TSMC will feel compelled to follow the new US BIS restrictions and will not take new orders from Huawei after the cut-off date – 15 May 2020, and will need to clear the WIP (wafer in process) within 120 days.
Notably, the ban will affect not only TSMC but also other vendors in the semiconductor supply chain, such as electronic design automation (EDA) vendors, fabless and other foundries. The top three EDA vendors are all US companies, and Hisilicon is bound to be affected for the design of new chips.
The impact of the new regulation on TSMC’s business
Huawei is used to relying on TSMC to produce:
- High-performance APs for smartphones, including Kirin 980 (7nm), 990 (7nm), and 1020 (5nm).
- Chips for 5G base station, including Tiangang (7nm).
- Chips for data center and cloud computing, including Kunpeng (7nm), Ascend 310 (12nm), and Ascend 910 (7nm).
We believe the new regulations will not have a significant impact on TSMC’s short term business since the BIS gave enough buffer time for TSMC and Huawei to clear their WIP. Huawei accounted for about 10-15% of TSMC’s business in 2019, thanks to the urgent orders in response to the US trade war. The share of Huawei’s smartphone accounted for 16.6% in 2020 Q1 according to the latest research from Counterpoint’s Market Monitor service. However, as long as demand remains, other smartphone companies, such as Xiaomi, Oppo and Vivo, will likely fill the gaps.
On the other hand, the new restriction will still impact on TSMC’s business in the long run. The impact on TSMC from the loss of Huawei as a key customer will be the future development of new processes (e.g. 3nm, 2nm). Huawei has been a good customer of TSMC and is willing to work with TSMC on new process development. For example, at 16nm, Huawei was the first customer to place an order with TSMC. Also, Huawei is one of the key customers in 7nm and 5nm. The development of new processes is very costly and risky, so only large companies (such as Apple, AMD, Huawei, Qualcomm) can afford to pay towards the initial development costs. Besides, a variety of products from different customers can help to optimize process parameters and yields for the development of new processes. MediaTek and Qualcomm may benefit if Huawei’s mobile phone market share is replaced by other vendors. However, Mediatek prefers to use mature processes, rather than newer more costly and potentially riskier processes. As a result, TSMC will have one less partner who can co-develop new processes. Also, the ASP of the mature process is less than that of the new process, so TSMC’s revenue will likely suffer more.
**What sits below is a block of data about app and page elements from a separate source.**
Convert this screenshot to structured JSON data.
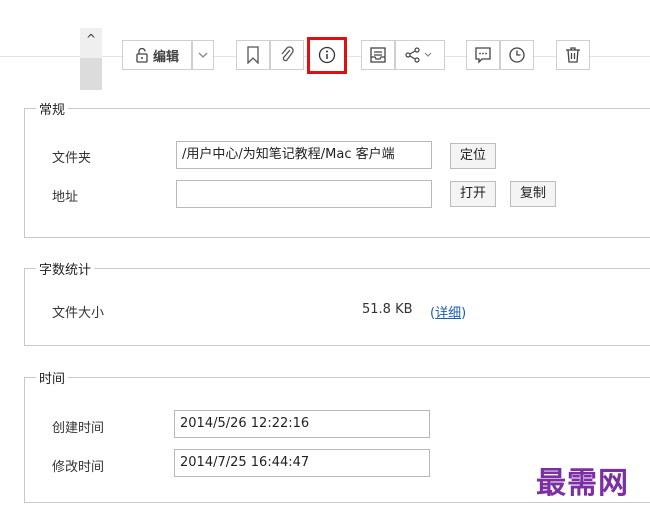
{
  "toolbar": {
    "edit_label": "编辑",
    "icons": [
      "lock-icon",
      "chevron-down-icon",
      "bookmark-icon",
      "attachment-icon",
      "info-icon",
      "print-icon",
      "share-icon",
      "comment-icon",
      "history-icon",
      "trash-icon"
    ],
    "highlight_color": "#dd1111"
  },
  "general": {
    "legend": "常规",
    "folder_label": "文件夹",
    "folder_value": "/用户中心/为知笔记教程/Mac 客户端",
    "locate_button": "定位",
    "address_label": "地址",
    "address_value": "",
    "open_button": "打开",
    "copy_button": "复制"
  },
  "wordcount": {
    "legend": "字数统计",
    "filesize_label": "文件大小",
    "filesize_value": "51.8 KB",
    "details_open": "(",
    "details_link": "详细",
    "details_close": ")"
  },
  "time": {
    "legend": "时间",
    "created_label": "创建时间",
    "created_value": "2014/5/26 12:22:16",
    "modified_label": "修改时间",
    "modified_value": "2014/7/25 16:44:47"
  },
  "watermark": "最需网"
}
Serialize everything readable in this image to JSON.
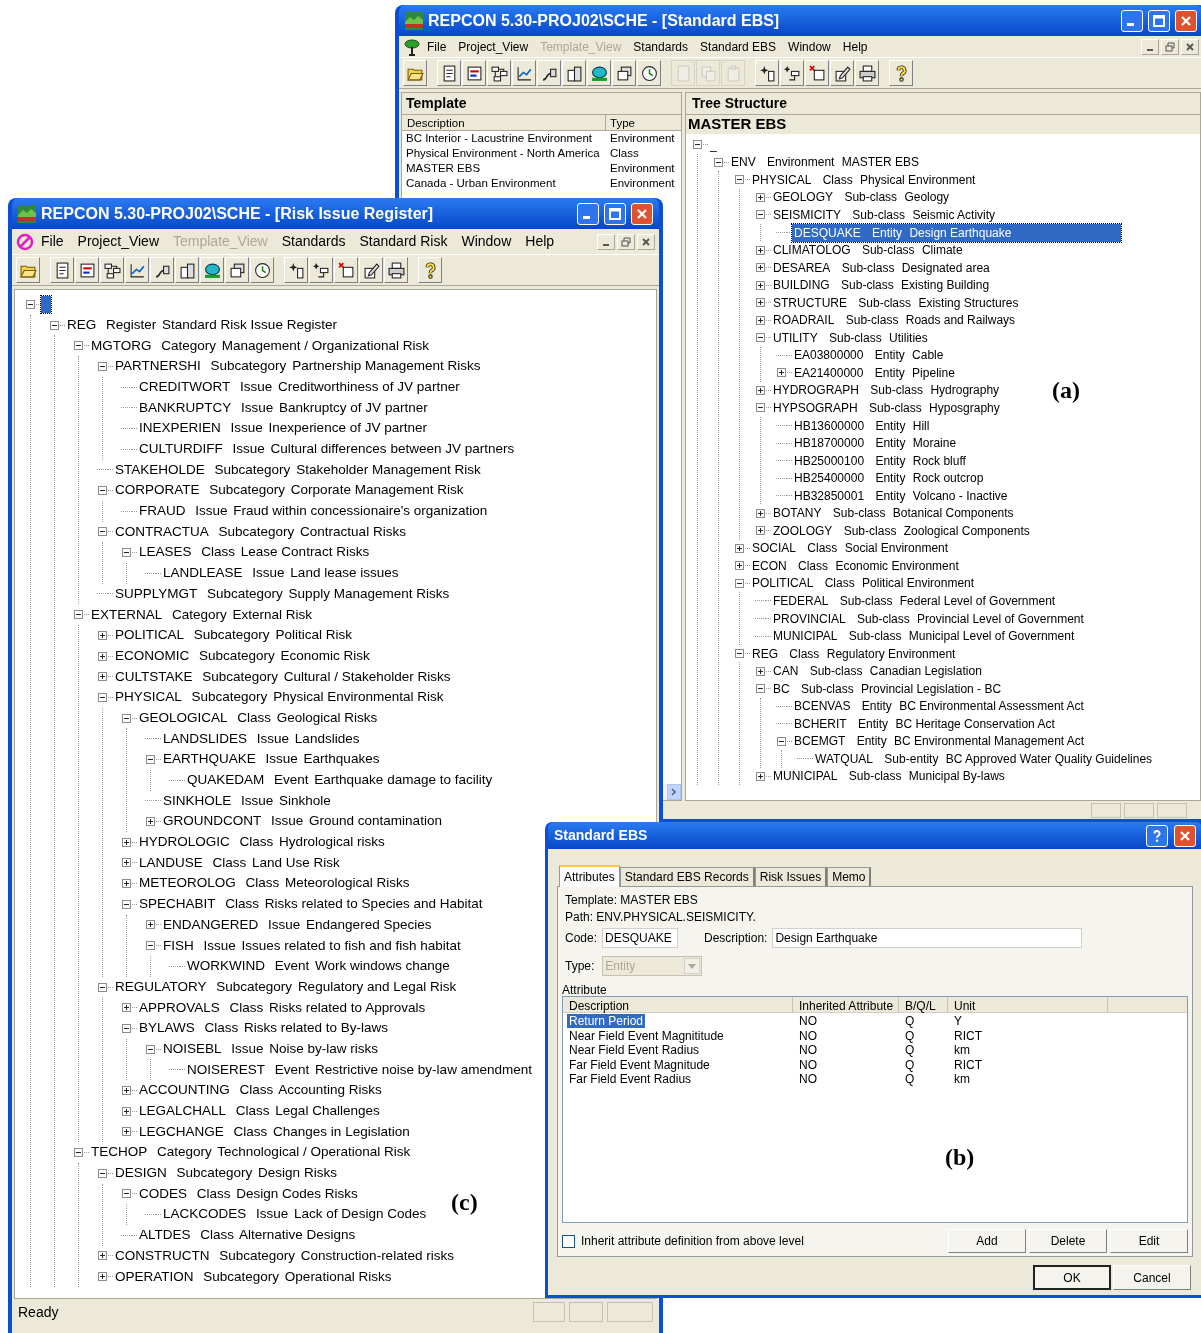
{
  "ebs_window": {
    "title": "REPCON 5.30-PROJ02\\SCHE - [Standard EBS]",
    "menu": [
      {
        "label": "File",
        "disabled": false
      },
      {
        "label": "Project_View",
        "disabled": false
      },
      {
        "label": "Template_View",
        "disabled": true
      },
      {
        "label": "Standards",
        "disabled": false
      },
      {
        "label": "Standard EBS",
        "disabled": false
      },
      {
        "label": "Window",
        "disabled": false
      },
      {
        "label": "Help",
        "disabled": false
      }
    ],
    "toolbar": [
      {
        "disabled": false
      },
      {
        "disabled": false
      },
      {
        "disabled": false
      },
      {
        "disabled": false
      },
      {
        "disabled": false
      },
      {
        "disabled": false
      },
      {
        "disabled": false
      },
      {
        "disabled": false
      },
      {
        "disabled": false
      },
      {
        "disabled": false
      },
      {
        "disabled": true
      },
      {
        "disabled": true
      },
      {
        "disabled": true
      },
      {
        "disabled": false
      },
      {
        "disabled": false
      },
      {
        "disabled": false
      },
      {
        "disabled": false
      },
      {
        "disabled": false
      },
      {
        "disabled": false
      }
    ],
    "template_pane": {
      "title": "Template",
      "columns": [
        "Description",
        "Type"
      ],
      "rows": [
        [
          "BC Interior - Lacustrine Environment",
          "Environment"
        ],
        [
          "Physical Environment - North America",
          "Class"
        ],
        [
          "MASTER EBS",
          "Environment"
        ],
        [
          "Canada - Urban Environment",
          "Environment"
        ]
      ]
    },
    "tree_pane": {
      "title": "Tree Structure",
      "template_name": "MASTER EBS",
      "root": {
        "label": "_",
        "expanded": true,
        "selected": false,
        "children": [
          {
            "code": "ENV",
            "type": "Environment",
            "description": "MASTER EBS",
            "expanded": true,
            "selected": false,
            "children": [
              {
                "code": "PHYSICAL",
                "type": "Class",
                "description": "Physical Environment",
                "expanded": true,
                "selected": false,
                "children": [
                  {
                    "code": "GEOLOGY",
                    "type": "Sub-class",
                    "description": "Geology",
                    "expanded": false,
                    "selected": false
                  },
                  {
                    "code": "SEISMICITY",
                    "type": "Sub-class",
                    "description": "Seismic Activity",
                    "expanded": true,
                    "selected": false,
                    "children": [
                      {
                        "code": "DESQUAKE",
                        "type": "Entity",
                        "description": "Design Earthquake",
                        "selected": true
                      }
                    ]
                  },
                  {
                    "code": "CLIMATOLOG",
                    "type": "Sub-class",
                    "description": "Climate",
                    "expanded": false,
                    "selected": false
                  },
                  {
                    "code": "DESAREA",
                    "type": "Sub-class",
                    "description": "Designated area",
                    "expanded": false,
                    "selected": false
                  },
                  {
                    "code": "BUILDING",
                    "type": "Sub-class",
                    "description": "Existing Building",
                    "expanded": false,
                    "selected": false
                  },
                  {
                    "code": "STRUCTURE",
                    "type": "Sub-class",
                    "description": "Existing Structures",
                    "expanded": false,
                    "selected": false
                  },
                  {
                    "code": "ROADRAIL",
                    "type": "Sub-class",
                    "description": "Roads and Railways",
                    "expanded": false,
                    "selected": false
                  },
                  {
                    "code": "UTILITY",
                    "type": "Sub-class",
                    "description": "Utilities",
                    "expanded": true,
                    "selected": false,
                    "children": [
                      {
                        "code": "EA03800000",
                        "type": "Entity",
                        "description": "Cable",
                        "selected": false
                      },
                      {
                        "code": "EA21400000",
                        "type": "Entity",
                        "description": "Pipeline",
                        "expanded": false,
                        "selected": false
                      }
                    ]
                  },
                  {
                    "code": "HYDROGRAPH",
                    "type": "Sub-class",
                    "description": "Hydrography",
                    "expanded": false,
                    "selected": false
                  },
                  {
                    "code": "HYPSOGRAPH",
                    "type": "Sub-class",
                    "description": "Hyposgraphy",
                    "expanded": true,
                    "selected": false,
                    "children": [
                      {
                        "code": "HB13600000",
                        "type": "Entity",
                        "description": "Hill",
                        "selected": false
                      },
                      {
                        "code": "HB18700000",
                        "type": "Entity",
                        "description": "Moraine",
                        "selected": false
                      },
                      {
                        "code": "HB25000100",
                        "type": "Entity",
                        "description": "Rock bluff",
                        "selected": false
                      },
                      {
                        "code": "HB25400000",
                        "type": "Entity",
                        "description": "Rock outcrop",
                        "selected": false
                      },
                      {
                        "code": "HB32850001",
                        "type": "Entity",
                        "description": "Volcano - Inactive",
                        "selected": false
                      }
                    ]
                  },
                  {
                    "code": "BOTANY",
                    "type": "Sub-class",
                    "description": "Botanical Components",
                    "expanded": false,
                    "selected": false
                  },
                  {
                    "code": "ZOOLOGY",
                    "type": "Sub-class",
                    "description": "Zoological Components",
                    "expanded": false,
                    "selected": false
                  }
                ]
              },
              {
                "code": "SOCIAL",
                "type": "Class",
                "description": "Social Environment",
                "expanded": false,
                "selected": false
              },
              {
                "code": "ECON",
                "type": "Class",
                "description": "Economic Environment",
                "expanded": false,
                "selected": false
              },
              {
                "code": "POLITICAL",
                "type": "Class",
                "description": "Political Environment",
                "expanded": true,
                "selected": false,
                "children": [
                  {
                    "code": "FEDERAL",
                    "type": "Sub-class",
                    "description": "Federal Level of Government",
                    "selected": false
                  },
                  {
                    "code": "PROVINCIAL",
                    "type": "Sub-class",
                    "description": "Provincial Level of Government",
                    "selected": false
                  },
                  {
                    "code": "MUNICIPAL",
                    "type": "Sub-class",
                    "description": "Municipal Level of Government",
                    "selected": false
                  }
                ]
              },
              {
                "code": "REG",
                "type": "Class",
                "description": "Regulatory Environment",
                "expanded": true,
                "selected": false,
                "children": [
                  {
                    "code": "CAN",
                    "type": "Sub-class",
                    "description": "Canadian Legislation",
                    "expanded": false,
                    "selected": false
                  },
                  {
                    "code": "BC",
                    "type": "Sub-class",
                    "description": "Provincial Legislation - BC",
                    "expanded": true,
                    "selected": false,
                    "children": [
                      {
                        "code": "BCENVAS",
                        "type": "Entity",
                        "description": "BC Environmental Assessment Act",
                        "selected": false
                      },
                      {
                        "code": "BCHERIT",
                        "type": "Entity",
                        "description": "BC Heritage Conservation Act",
                        "selected": false
                      },
                      {
                        "code": "BCEMGT",
                        "type": "Entity",
                        "description": "BC Environmental Management Act",
                        "expanded": true,
                        "selected": false,
                        "children": [
                          {
                            "code": "WATQUAL",
                            "type": "Sub-entity",
                            "description": "BC Approved Water Quality Guidelines",
                            "selected": false
                          }
                        ]
                      }
                    ]
                  },
                  {
                    "code": "MUNICIPAL",
                    "type": "Sub-class",
                    "description": "Municipal By-laws",
                    "expanded": false,
                    "selected": false
                  }
                ]
              }
            ]
          }
        ]
      }
    },
    "panel_label": "(a)"
  },
  "risk_window": {
    "title": "REPCON 5.30-PROJ02\\SCHE - [Risk Issue Register]",
    "menu": [
      {
        "label": "File",
        "disabled": false
      },
      {
        "label": "Project_View",
        "disabled": false
      },
      {
        "label": "Template_View",
        "disabled": true
      },
      {
        "label": "Standards",
        "disabled": false
      },
      {
        "label": "Standard Risk",
        "disabled": false
      },
      {
        "label": "Window",
        "disabled": false
      },
      {
        "label": "Help",
        "disabled": false
      }
    ],
    "tree": {
      "expanded": true,
      "selected": true,
      "children": [
        {
          "code": "REG",
          "type": "Register",
          "description": "Standard Risk Issue Register",
          "expanded": true,
          "selected": false,
          "children": [
            {
              "code": "MGTORG",
              "type": "Category",
              "description": "Management / Organizational Risk",
              "expanded": true,
              "selected": false,
              "children": [
                {
                  "code": "PARTNERSHI",
                  "type": "Subcategory",
                  "description": "Partnership Management Risks",
                  "expanded": true,
                  "selected": false,
                  "children": [
                    {
                      "code": "CREDITWORT",
                      "type": "Issue",
                      "description": "Creditworthiness of JV partner",
                      "selected": false
                    },
                    {
                      "code": "BANKRUPTCY",
                      "type": "Issue",
                      "description": "Bankruptcy of JV partner",
                      "selected": false
                    },
                    {
                      "code": "INEXPERIEN",
                      "type": "Issue",
                      "description": "Inexperience of JV partner",
                      "selected": false
                    },
                    {
                      "code": "CULTURDIFF",
                      "type": "Issue",
                      "description": "Cultural differences between JV partners",
                      "selected": false
                    }
                  ]
                },
                {
                  "code": "STAKEHOLDE",
                  "type": "Subcategory",
                  "description": "Stakeholder Management Risk",
                  "selected": false
                },
                {
                  "code": "CORPORATE",
                  "type": "Subcategory",
                  "description": "Corporate Management Risk",
                  "expanded": true,
                  "selected": false,
                  "children": [
                    {
                      "code": "FRAUD",
                      "type": "Issue",
                      "description": "Fraud within concessionaire's organization",
                      "selected": false
                    }
                  ]
                },
                {
                  "code": "CONTRACTUA",
                  "type": "Subcategory",
                  "description": "Contractual Risks",
                  "expanded": true,
                  "selected": false,
                  "children": [
                    {
                      "code": "LEASES",
                      "type": "Class",
                      "description": "Lease Contract Risks",
                      "expanded": true,
                      "selected": false,
                      "children": [
                        {
                          "code": "LANDLEASE",
                          "type": "Issue",
                          "description": "Land lease issues",
                          "selected": false
                        }
                      ]
                    }
                  ]
                },
                {
                  "code": "SUPPLYMGT",
                  "type": "Subcategory",
                  "description": "Supply Management Risks",
                  "selected": false
                }
              ]
            },
            {
              "code": "EXTERNAL",
              "type": "Category",
              "description": "External Risk",
              "expanded": true,
              "selected": false,
              "children": [
                {
                  "code": "POLITICAL",
                  "type": "Subcategory",
                  "description": "Political Risk",
                  "expanded": false,
                  "selected": false
                },
                {
                  "code": "ECONOMIC",
                  "type": "Subcategory",
                  "description": "Economic Risk",
                  "expanded": false,
                  "selected": false
                },
                {
                  "code": "CULTSTAKE",
                  "type": "Subcategory",
                  "description": "Cultural / Stakeholder Risks",
                  "expanded": false,
                  "selected": false
                },
                {
                  "code": "PHYSICAL",
                  "type": "Subcategory",
                  "description": "Physical Environmental Risk",
                  "expanded": true,
                  "selected": false,
                  "children": [
                    {
                      "code": "GEOLOGICAL",
                      "type": "Class",
                      "description": "Geological Risks",
                      "expanded": true,
                      "selected": false,
                      "children": [
                        {
                          "code": "LANDSLIDES",
                          "type": "Issue",
                          "description": "Landslides",
                          "selected": false
                        },
                        {
                          "code": "EARTHQUAKE",
                          "type": "Issue",
                          "description": "Earthquakes",
                          "expanded": true,
                          "selected": false,
                          "children": [
                            {
                              "code": "QUAKEDAM",
                              "type": "Event",
                              "description": "Earthquake damage to facility",
                              "selected": false
                            }
                          ]
                        },
                        {
                          "code": "SINKHOLE",
                          "type": "Issue",
                          "description": "Sinkhole",
                          "selected": false
                        },
                        {
                          "code": "GROUNDCONT",
                          "type": "Issue",
                          "description": "Ground contamination",
                          "expanded": false,
                          "selected": false
                        }
                      ]
                    },
                    {
                      "code": "HYDROLOGIC",
                      "type": "Class",
                      "description": "Hydrological risks",
                      "expanded": false,
                      "selected": false
                    },
                    {
                      "code": "LANDUSE",
                      "type": "Class",
                      "description": "Land Use Risk",
                      "expanded": false,
                      "selected": false
                    },
                    {
                      "code": "METEOROLOG",
                      "type": "Class",
                      "description": "Meteorological Risks",
                      "expanded": false,
                      "selected": false
                    },
                    {
                      "code": "SPECHABIT",
                      "type": "Class",
                      "description": "Risks related to Species and Habitat",
                      "expanded": true,
                      "selected": false,
                      "children": [
                        {
                          "code": "ENDANGERED",
                          "type": "Issue",
                          "description": "Endangered Species",
                          "expanded": false,
                          "selected": false
                        },
                        {
                          "code": "FISH",
                          "type": "Issue",
                          "description": "Issues related to fish and fish habitat",
                          "expanded": true,
                          "selected": false,
                          "children": [
                            {
                              "code": "WORKWIND",
                              "type": "Event",
                              "description": "Work windows change",
                              "selected": false
                            }
                          ]
                        }
                      ]
                    }
                  ]
                },
                {
                  "code": "REGULATORY",
                  "type": "Subcategory",
                  "description": "Regulatory and Legal Risk",
                  "expanded": true,
                  "selected": false,
                  "children": [
                    {
                      "code": "APPROVALS",
                      "type": "Class",
                      "description": "Risks related to Approvals",
                      "expanded": false,
                      "selected": false
                    },
                    {
                      "code": "BYLAWS",
                      "type": "Class",
                      "description": "Risks related to By-laws",
                      "expanded": true,
                      "selected": false,
                      "children": [
                        {
                          "code": "NOISEBL",
                          "type": "Issue",
                          "description": "Noise by-law risks",
                          "expanded": true,
                          "selected": false,
                          "children": [
                            {
                              "code": "NOISEREST",
                              "type": "Event",
                              "description": "Restrictive noise by-law amendment",
                              "selected": false
                            }
                          ]
                        }
                      ]
                    },
                    {
                      "code": "ACCOUNTING",
                      "type": "Class",
                      "description": "Accounting Risks",
                      "expanded": false,
                      "selected": false
                    },
                    {
                      "code": "LEGALCHALL",
                      "type": "Class",
                      "description": "Legal Challenges",
                      "expanded": false,
                      "selected": false
                    },
                    {
                      "code": "LEGCHANGE",
                      "type": "Class",
                      "description": "Changes in Legislation",
                      "expanded": false,
                      "selected": false
                    }
                  ]
                }
              ]
            },
            {
              "code": "TECHOP",
              "type": "Category",
              "description": "Technological / Operational Risk",
              "expanded": true,
              "selected": false,
              "children": [
                {
                  "code": "DESIGN",
                  "type": "Subcategory",
                  "description": "Design Risks",
                  "expanded": true,
                  "selected": false,
                  "children": [
                    {
                      "code": "CODES",
                      "type": "Class",
                      "description": "Design Codes Risks",
                      "expanded": true,
                      "selected": false,
                      "children": [
                        {
                          "code": "LACKCODES",
                          "type": "Issue",
                          "description": "Lack of Design Codes",
                          "selected": false
                        }
                      ]
                    },
                    {
                      "code": "ALTDES",
                      "type": "Class",
                      "description": "Alternative Designs",
                      "selected": false
                    }
                  ]
                },
                {
                  "code": "CONSTRUCTN",
                  "type": "Subcategory",
                  "description": "Construction-related risks",
                  "expanded": false,
                  "selected": false
                },
                {
                  "code": "OPERATION",
                  "type": "Subcategory",
                  "description": "Operational Risks",
                  "expanded": false,
                  "selected": false
                }
              ]
            }
          ]
        }
      ]
    },
    "status": "Ready",
    "panel_label": "(c)"
  },
  "dialog": {
    "title": "Standard EBS",
    "tabs": [
      {
        "label": "Attributes",
        "selected": true
      },
      {
        "label": "Standard EBS Records",
        "selected": false
      },
      {
        "label": "Risk Issues",
        "selected": false
      },
      {
        "label": "Memo",
        "selected": false
      }
    ],
    "template_line": "Template: MASTER EBS",
    "path_line": "Path: ENV.PHYSICAL.SEISMICITY.",
    "code": {
      "label": "Code:",
      "value": "DESQUAKE"
    },
    "description": {
      "label": "Description:",
      "value": "Design Earthquake"
    },
    "type": {
      "label": "Type:",
      "value": "Entity",
      "disabled": true
    },
    "attribute_group": "Attribute",
    "table": {
      "columns": [
        "Description",
        "Inherited Attribute",
        "B/Q/L",
        "Unit"
      ],
      "rows": [
        {
          "cells": [
            "Return Period",
            "NO",
            "Q",
            "Y"
          ],
          "selected": true
        },
        {
          "cells": [
            "Near Field Event Magnititude",
            "NO",
            "Q",
            "RICT"
          ],
          "selected": false
        },
        {
          "cells": [
            "Near Field Event Radius",
            "NO",
            "Q",
            "km"
          ],
          "selected": false
        },
        {
          "cells": [
            "Far Field Event Magnitude",
            "NO",
            "Q",
            "RICT"
          ],
          "selected": false
        },
        {
          "cells": [
            "Far Field Event Radius",
            "NO",
            "Q",
            "km"
          ],
          "selected": false
        }
      ]
    },
    "inherit_checkbox": {
      "label": "Inherit attribute definition from above level",
      "checked": false
    },
    "row_buttons": [
      "Add",
      "Delete",
      "Edit"
    ],
    "footer_buttons": [
      {
        "label": "OK",
        "default": true
      },
      {
        "label": "Cancel",
        "default": false
      }
    ],
    "panel_label": "(b)"
  }
}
Furthermore, this restriction will also impact the development of China’s 5G and affect the demand for chips for 5G infrastructure. Huawei launched the world’s first core chip specifically designed for 5G base stations in early 2019, the Huawei Tiangang. And Huawei has achieved more than 50% market share in the recent 5G base station bidding; it will not be easy to quickly replace Huawei.